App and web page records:
↓

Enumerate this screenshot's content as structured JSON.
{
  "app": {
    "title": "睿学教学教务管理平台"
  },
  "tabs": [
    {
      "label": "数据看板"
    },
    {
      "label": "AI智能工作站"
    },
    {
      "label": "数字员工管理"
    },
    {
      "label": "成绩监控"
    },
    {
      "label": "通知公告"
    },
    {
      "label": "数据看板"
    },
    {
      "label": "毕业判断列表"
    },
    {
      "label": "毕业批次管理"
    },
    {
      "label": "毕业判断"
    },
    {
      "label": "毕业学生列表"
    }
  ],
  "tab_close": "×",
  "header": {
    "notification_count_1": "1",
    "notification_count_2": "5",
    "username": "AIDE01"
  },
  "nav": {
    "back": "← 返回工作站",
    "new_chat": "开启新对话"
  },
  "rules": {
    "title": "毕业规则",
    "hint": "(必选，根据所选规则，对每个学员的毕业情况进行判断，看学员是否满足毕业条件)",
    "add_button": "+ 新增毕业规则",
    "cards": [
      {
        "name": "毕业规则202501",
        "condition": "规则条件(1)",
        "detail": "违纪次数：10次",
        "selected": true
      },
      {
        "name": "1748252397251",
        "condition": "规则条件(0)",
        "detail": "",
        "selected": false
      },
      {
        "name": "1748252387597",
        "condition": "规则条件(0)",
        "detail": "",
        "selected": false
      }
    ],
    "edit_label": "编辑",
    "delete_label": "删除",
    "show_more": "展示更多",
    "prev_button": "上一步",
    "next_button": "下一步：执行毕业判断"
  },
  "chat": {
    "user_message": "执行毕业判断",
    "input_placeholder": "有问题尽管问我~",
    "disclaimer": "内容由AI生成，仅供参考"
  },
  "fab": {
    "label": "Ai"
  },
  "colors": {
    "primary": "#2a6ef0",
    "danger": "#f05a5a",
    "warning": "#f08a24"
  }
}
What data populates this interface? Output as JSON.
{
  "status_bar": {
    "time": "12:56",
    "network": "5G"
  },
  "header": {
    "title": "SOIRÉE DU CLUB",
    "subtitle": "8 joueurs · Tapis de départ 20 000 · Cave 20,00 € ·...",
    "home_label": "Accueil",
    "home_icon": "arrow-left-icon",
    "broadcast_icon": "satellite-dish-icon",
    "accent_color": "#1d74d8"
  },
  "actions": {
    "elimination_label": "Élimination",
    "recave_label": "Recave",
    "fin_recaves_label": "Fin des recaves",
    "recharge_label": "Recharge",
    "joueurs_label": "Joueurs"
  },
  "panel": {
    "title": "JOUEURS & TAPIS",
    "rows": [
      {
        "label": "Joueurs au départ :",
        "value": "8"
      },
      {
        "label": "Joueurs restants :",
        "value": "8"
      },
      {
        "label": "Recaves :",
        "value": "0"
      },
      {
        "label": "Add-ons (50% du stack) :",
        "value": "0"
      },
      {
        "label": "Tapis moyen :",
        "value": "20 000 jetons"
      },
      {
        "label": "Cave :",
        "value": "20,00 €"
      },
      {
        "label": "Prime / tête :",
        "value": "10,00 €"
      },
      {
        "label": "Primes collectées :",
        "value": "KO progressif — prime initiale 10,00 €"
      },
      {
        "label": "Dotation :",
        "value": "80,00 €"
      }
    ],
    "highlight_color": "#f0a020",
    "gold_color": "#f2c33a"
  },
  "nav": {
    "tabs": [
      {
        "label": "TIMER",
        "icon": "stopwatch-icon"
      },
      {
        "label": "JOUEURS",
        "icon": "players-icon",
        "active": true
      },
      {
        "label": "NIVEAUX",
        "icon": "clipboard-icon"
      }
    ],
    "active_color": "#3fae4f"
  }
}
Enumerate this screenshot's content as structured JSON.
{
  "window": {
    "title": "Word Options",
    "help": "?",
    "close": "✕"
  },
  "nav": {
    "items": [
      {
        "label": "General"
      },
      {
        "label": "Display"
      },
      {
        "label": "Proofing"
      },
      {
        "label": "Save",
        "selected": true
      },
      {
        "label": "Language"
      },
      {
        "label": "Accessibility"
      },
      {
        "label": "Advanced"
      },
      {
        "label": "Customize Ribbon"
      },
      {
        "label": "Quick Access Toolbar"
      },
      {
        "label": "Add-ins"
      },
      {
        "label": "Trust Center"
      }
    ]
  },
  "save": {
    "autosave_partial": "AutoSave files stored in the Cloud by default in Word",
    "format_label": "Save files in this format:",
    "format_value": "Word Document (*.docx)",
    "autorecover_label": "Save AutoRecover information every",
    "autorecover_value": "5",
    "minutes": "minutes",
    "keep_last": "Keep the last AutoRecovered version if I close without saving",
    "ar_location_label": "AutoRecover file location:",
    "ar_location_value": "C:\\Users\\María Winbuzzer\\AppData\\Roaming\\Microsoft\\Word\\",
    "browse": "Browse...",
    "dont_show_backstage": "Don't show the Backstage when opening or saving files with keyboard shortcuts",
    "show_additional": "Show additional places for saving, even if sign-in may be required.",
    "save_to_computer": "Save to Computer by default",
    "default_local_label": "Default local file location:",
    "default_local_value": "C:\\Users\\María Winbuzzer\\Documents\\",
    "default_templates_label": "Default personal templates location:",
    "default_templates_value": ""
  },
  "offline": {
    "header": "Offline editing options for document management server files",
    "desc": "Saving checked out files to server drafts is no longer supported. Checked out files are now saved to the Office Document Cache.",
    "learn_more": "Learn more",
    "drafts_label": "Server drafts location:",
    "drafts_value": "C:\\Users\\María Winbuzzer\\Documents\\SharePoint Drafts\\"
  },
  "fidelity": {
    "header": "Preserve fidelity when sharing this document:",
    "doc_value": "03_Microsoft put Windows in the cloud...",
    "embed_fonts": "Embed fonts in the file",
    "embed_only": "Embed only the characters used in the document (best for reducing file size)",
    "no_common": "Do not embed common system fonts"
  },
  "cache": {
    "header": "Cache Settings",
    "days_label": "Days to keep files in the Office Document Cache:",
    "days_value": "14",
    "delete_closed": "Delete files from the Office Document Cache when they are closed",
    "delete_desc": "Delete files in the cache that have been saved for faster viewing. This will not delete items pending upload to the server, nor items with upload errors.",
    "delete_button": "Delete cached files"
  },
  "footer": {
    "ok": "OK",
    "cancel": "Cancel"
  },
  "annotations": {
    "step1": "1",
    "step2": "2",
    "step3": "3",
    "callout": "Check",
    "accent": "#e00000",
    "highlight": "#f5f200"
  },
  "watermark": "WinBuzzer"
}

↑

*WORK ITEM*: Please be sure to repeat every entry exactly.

*ANSWER SECTION*:
Enumerate this screenshot's content as structured JSON.
{
  "app": {
    "title": "睿学教学教务管理平台"
  },
  "tabs": [
    {
      "label": "数据看板"
    },
    {
      "label": "AI智能工作站"
    },
    {
      "label": "数字员工管理"
    },
    {
      "label": "成绩监控"
    },
    {
      "label": "通知公告"
    },
    {
      "label": "数据看板"
    },
    {
      "label": "毕业判断列表"
    },
    {
      "label": "毕业批次管理"
    },
    {
      "label": "毕业判断"
    },
    {
      "label": "毕业学生列表"
    }
  ],
  "tab_close": "×",
  "header": {
    "notification_count_1": "1",
    "notification_count_2": "5",
    "username": "AIDE01"
  },
  "nav": {
    "back": "← 返回工作站",
    "new_chat": "开启新对话"
  },
  "rules": {
    "title": "毕业规则",
    "hint": "(必选，根据所选规则，对每个学员的毕业情况进行判断，看学员是否满足毕业条件)",
    "add_button": "+ 新增毕业规则",
    "cards": [
      {
        "name": "毕业规则202501",
        "condition": "规则条件(1)",
        "detail": "违纪次数：10次",
        "selected": true
      },
      {
        "name": "1748252397251",
        "condition": "规则条件(0)",
        "detail": "",
        "selected": false
      },
      {
        "name": "1748252387597",
        "condition": "规则条件(0)",
        "detail": "",
        "selected": false
      }
    ],
    "edit_label": "编辑",
    "delete_label": "删除",
    "show_more": "展示更多",
    "prev_button": "上一步",
    "next_button": "下一步：执行毕业判断"
  },
  "chat": {
    "user_message": "执行毕业判断",
    "input_placeholder": "有问题尽管问我~",
    "disclaimer": "内容由AI生成，仅供参考"
  },
  "fab": {
    "label": "Ai"
  },
  "colors": {
    "primary": "#2a6ef0",
    "danger": "#f05a5a",
    "warning": "#f08a24"
  }
}
What data populates this interface? Output as JSON.
{
  "status_bar": {
    "time": "12:56",
    "network": "5G"
  },
  "header": {
    "title": "SOIRÉE DU CLUB",
    "subtitle": "8 joueurs · Tapis de départ 20 000 · Cave 20,00 € ·...",
    "home_label": "Accueil",
    "home_icon": "arrow-left-icon",
    "broadcast_icon": "satellite-dish-icon",
    "accent_color": "#1d74d8"
  },
  "actions": {
    "elimination_label": "Élimination",
    "recave_label": "Recave",
    "fin_recaves_label": "Fin des recaves",
    "recharge_label": "Recharge",
    "joueurs_label": "Joueurs"
  },
  "panel": {
    "title": "JOUEURS & TAPIS",
    "rows": [
      {
        "label": "Joueurs au départ :",
        "value": "8"
      },
      {
        "label": "Joueurs restants :",
        "value": "8"
      },
      {
        "label": "Recaves :",
        "value": "0"
      },
      {
        "label": "Add-ons (50% du stack) :",
        "value": "0"
      },
      {
        "label": "Tapis moyen :",
        "value": "20 000 jetons"
      },
      {
        "label": "Cave :",
        "value": "20,00 €"
      },
      {
        "label": "Prime / tête :",
        "value": "10,00 €"
      },
      {
        "label": "Primes collectées :",
        "value": "KO progressif — prime initiale 10,00 €"
      },
      {
        "label": "Dotation :",
        "value": "80,00 €"
      }
    ],
    "highlight_color": "#f0a020",
    "gold_color": "#f2c33a"
  },
  "nav": {
    "tabs": [
      {
        "label": "TIMER",
        "icon": "stopwatch-icon"
      },
      {
        "label": "JOUEURS",
        "icon": "players-icon",
        "active": true
      },
      {
        "label": "NIVEAUX",
        "icon": "clipboard-icon"
      }
    ],
    "active_color": "#3fae4f"
  }
}
Enumerate this screenshot's content as structured JSON.
{
  "window": {
    "title": "Word Options",
    "help": "?",
    "close": "✕"
  },
  "nav": {
    "items": [
      {
        "label": "General"
      },
      {
        "label": "Display"
      },
      {
        "label": "Proofing"
      },
      {
        "label": "Save",
        "selected": true
      },
      {
        "label": "Language"
      },
      {
        "label": "Accessibility"
      },
      {
        "label": "Advanced"
      },
      {
        "label": "Customize Ribbon"
      },
      {
        "label": "Quick Access Toolbar"
      },
      {
        "label": "Add-ins"
      },
      {
        "label": "Trust Center"
      }
    ]
  },
  "save": {
    "autosave_partial": "AutoSave files stored in the Cloud by default in Word",
    "format_label": "Save files in this format:",
    "format_value": "Word Document (*.docx)",
    "autorecover_label": "Save AutoRecover information every",
    "autorecover_value": "5",
    "minutes": "minutes",
    "keep_last": "Keep the last AutoRecovered version if I close without saving",
    "ar_location_label": "AutoRecover file location:",
    "ar_location_value": "C:\\Users\\María Winbuzzer\\AppData\\Roaming\\Microsoft\\Word\\",
    "browse": "Browse...",
    "dont_show_backstage": "Don't show the Backstage when opening or saving files with keyboard shortcuts",
    "show_additional": "Show additional places for saving, even if sign-in may be required.",
    "save_to_computer": "Save to Computer by default",
    "default_local_label": "Default local file location:",
    "default_local_value": "C:\\Users\\María Winbuzzer\\Documents\\",
    "default_templates_label": "Default personal templates location:",
    "default_templates_value": ""
  },
  "offline": {
    "header": "Offline editing options for document management server files",
    "desc": "Saving checked out files to server drafts is no longer supported. Checked out files are now saved to the Office Document Cache.",
    "learn_more": "Learn more",
    "drafts_label": "Server drafts location:",
    "drafts_value": "C:\\Users\\María Winbuzzer\\Documents\\SharePoint Drafts\\"
  },
  "fidelity": {
    "header": "Preserve fidelity when sharing this document:",
    "doc_value": "03_Microsoft put Windows in the cloud...",
    "embed_fonts": "Embed fonts in the file",
    "embed_only": "Embed only the characters used in the document (best for reducing file size)",
    "no_common": "Do not embed common system fonts"
  },
  "cache": {
    "header": "Cache Settings",
    "days_label": "Days to keep files in the Office Document Cache:",
    "days_value": "14",
    "delete_closed": "Delete files from the Office Document Cache when they are closed",
    "delete_desc": "Delete files in the cache that have been saved for faster viewing. This will not delete items pending upload to the server, nor items with upload errors.",
    "delete_button": "Delete cached files"
  },
  "footer": {
    "ok": "OK",
    "cancel": "Cancel"
  },
  "annotations": {
    "step1": "1",
    "step2": "2",
    "step3": "3",
    "callout": "Check",
    "accent": "#e00000",
    "highlight": "#f5f200"
  },
  "watermark": "WinBuzzer"
}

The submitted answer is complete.